Bitterns eat fish, therefore a crucial component in maintaining their population is to ensure there are reedbeds in water that have sufficient fish of a suitable size for bitterns to catch and eat. A UK biodiversity action plan for bitterns is directing the conservation effort and in the past 15 years two national projects have secured funding from the European Union LIFE Nature Fund to restore and create new reedbeds for these elusive birds.

Bitterns in Herts

At present, while bitterns do spend winter in Hertfordshire they haven’t yet bred, in spite of the occasional booming bird in early spring. The most reliable place to see bitterns in the county is at the Herts and Middlesex Wildlife Trust’s Amwell Nature Reserve, but it’s no happy accident that bitterns visit here. The reserve is now one of the most biodiverse in the country, a site of special scientific interest and part of the internationally-important Lee Valley Special Protection Area. A carefully designed restoration plan, complemented by a huge amount of voluntary conservation work over the past 35 years, has resulted in a reserve which is enjoyed by thousands of visitors every year.

In addition to Amwell, sightings of bitterns have also been made further up the Lee Valley at Rye Meads Nature Reserve, in former gravel extraction pits in Cheshunt, Tring Reservoirs, Hilfield Park Reservoir at Elstree and Stocker’s Lake, Rickmansworth. With only 23 hectares of reedbed in Hertfordshire and probably only half of that wet and containing suitable fish populations, there is much work required to ensure bitterns continue to visit the county.

Award-winning conservation

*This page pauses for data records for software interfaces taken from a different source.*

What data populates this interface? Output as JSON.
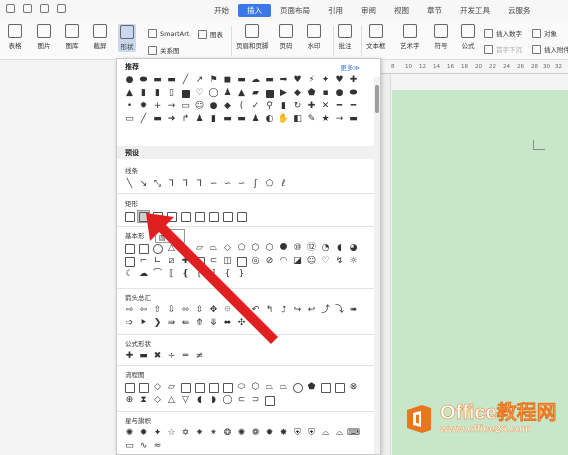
{
  "tabs": [
    "开始",
    "插入",
    "页面布局",
    "引用",
    "审阅",
    "视图",
    "章节",
    "开发工具",
    "云服务"
  ],
  "active_tab": "插入",
  "ribbon": {
    "table": "表格",
    "picture": "图片",
    "gallery": "图库",
    "screenshot": "截屏",
    "shape": "形状",
    "smartart": "SmartArt",
    "chart": "图表",
    "relation": "关系图",
    "header_footer": "页眉和页脚",
    "page_num": "页码",
    "watermark": "水印",
    "comment": "批注",
    "textbox": "文本框",
    "art": "艺术字",
    "symbol": "符号",
    "formula": "公式",
    "insert_num": "插入数字",
    "obj": "对象",
    "first_sink": "首字下沉",
    "insert_attach": "插入附件"
  },
  "panel": {
    "recommended": "推荐",
    "more": "更多≫",
    "preset": "预设",
    "lines": "线条",
    "rect": "矩形",
    "basic": "基本形",
    "arrows": "箭头总汇",
    "formula_shapes": "公式形状",
    "flowchart": "流程图",
    "stars": "星与旗帜"
  },
  "tooltip": "圆",
  "ruler_marks": [
    "8",
    "10",
    "12",
    "14",
    "16",
    "18",
    "20",
    "22",
    "24",
    "26",
    "28",
    "30",
    "32"
  ],
  "logo": {
    "title": "Office教程网",
    "url": "www.office26.com",
    "brand_color": "#e8761c"
  },
  "colors": {
    "accent": "#3b78e7",
    "page": "#c8e6c9",
    "arrow": "#e02020"
  }
}
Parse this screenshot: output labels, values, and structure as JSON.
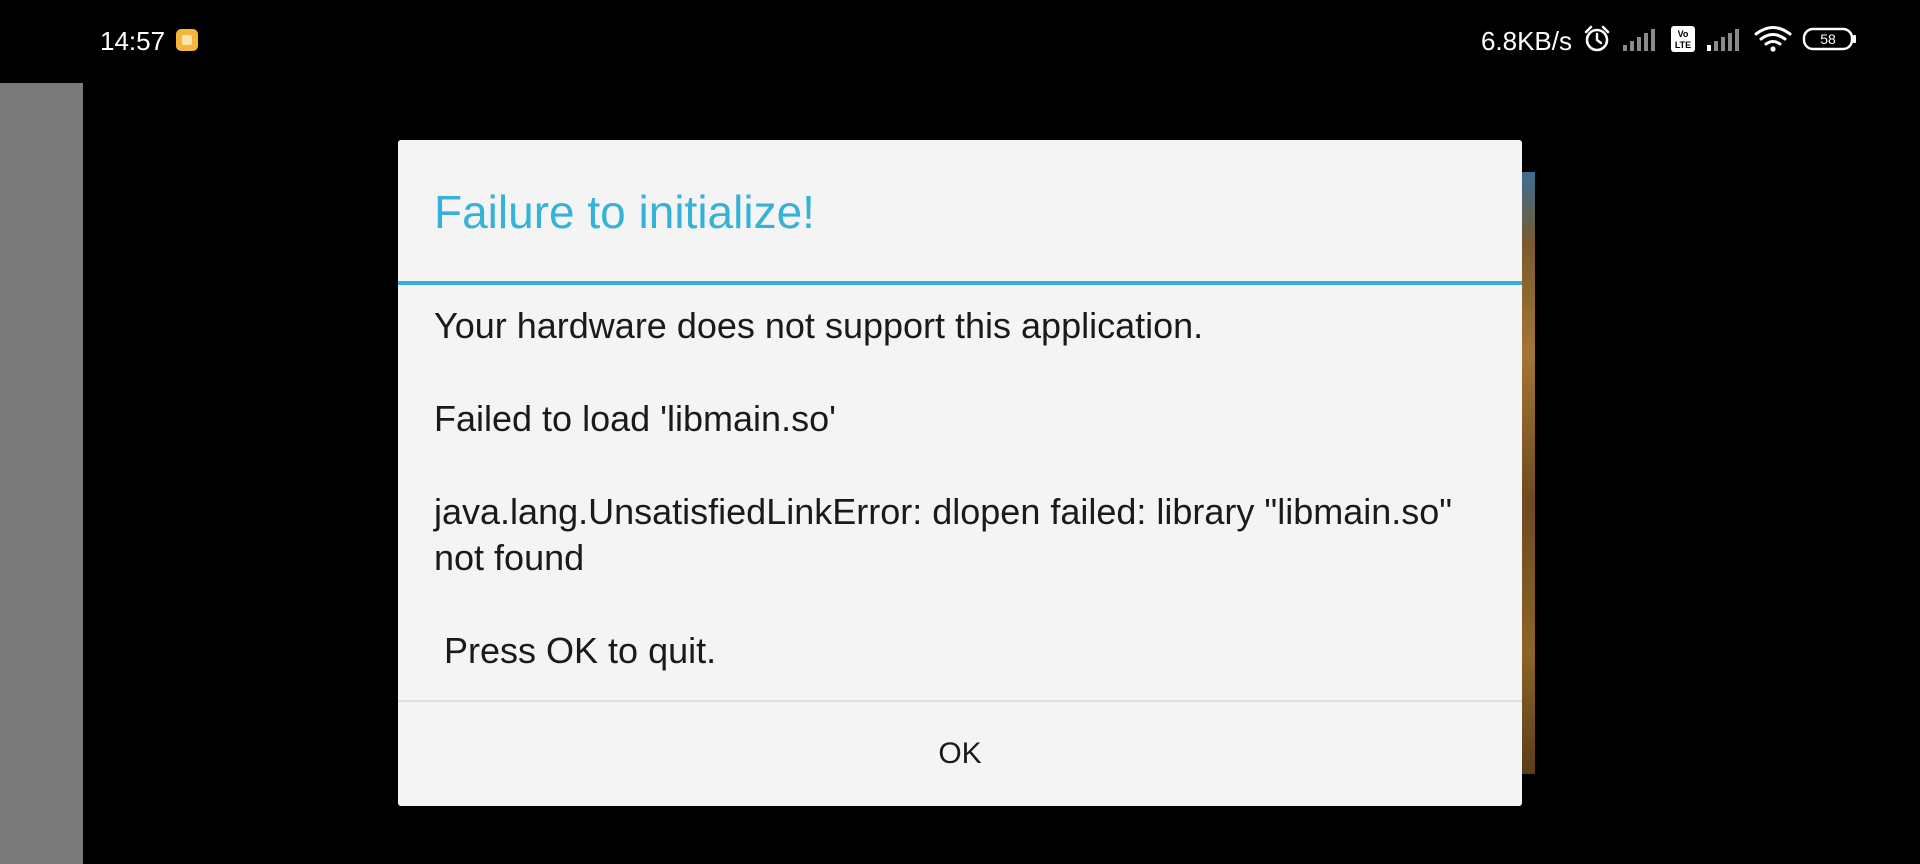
{
  "status_bar": {
    "time": "14:57",
    "network_speed": "6.8KB/s",
    "volte_label": "Vo LTE",
    "battery_level": "58",
    "icons": [
      "notification-icon",
      "alarm-icon",
      "signal-icon",
      "volte-icon",
      "signal-icon",
      "wifi-icon",
      "battery-icon"
    ]
  },
  "dialog": {
    "title": "Failure to initialize!",
    "message_lines": [
      "Your hardware does not support this application.",
      "Failed to load 'libmain.so'",
      "java.lang.UnsatisfiedLinkError: dlopen failed: library \"libmain.so\" not found",
      " Press OK to quit."
    ],
    "ok_label": "OK"
  },
  "colors": {
    "accent": "#36b2d8",
    "dialog_background": "#f4f4f4",
    "screen_background": "#000000",
    "side_panel": "#7a7a7a"
  }
}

In October 2015, Herts and Middlesex Wildlife Trust won a judge’s commendation at the Campaign for the Protection of Rural England Hertfordshire awards for its work on the reedbeds at Amwell. The work, funded by Veolia Environmental Trust, East Herts District Council and Herts County Council, was completed last June and created new ‘rides’ cut through reedbeds, new ditches, re-profiling of the lake edges and expanded bays to create new feeding habitats along the wetland margins. This work has helped to create a habitat for bitterns that will hopefully see them booming in greater numbers in Hertfordshire in years to come.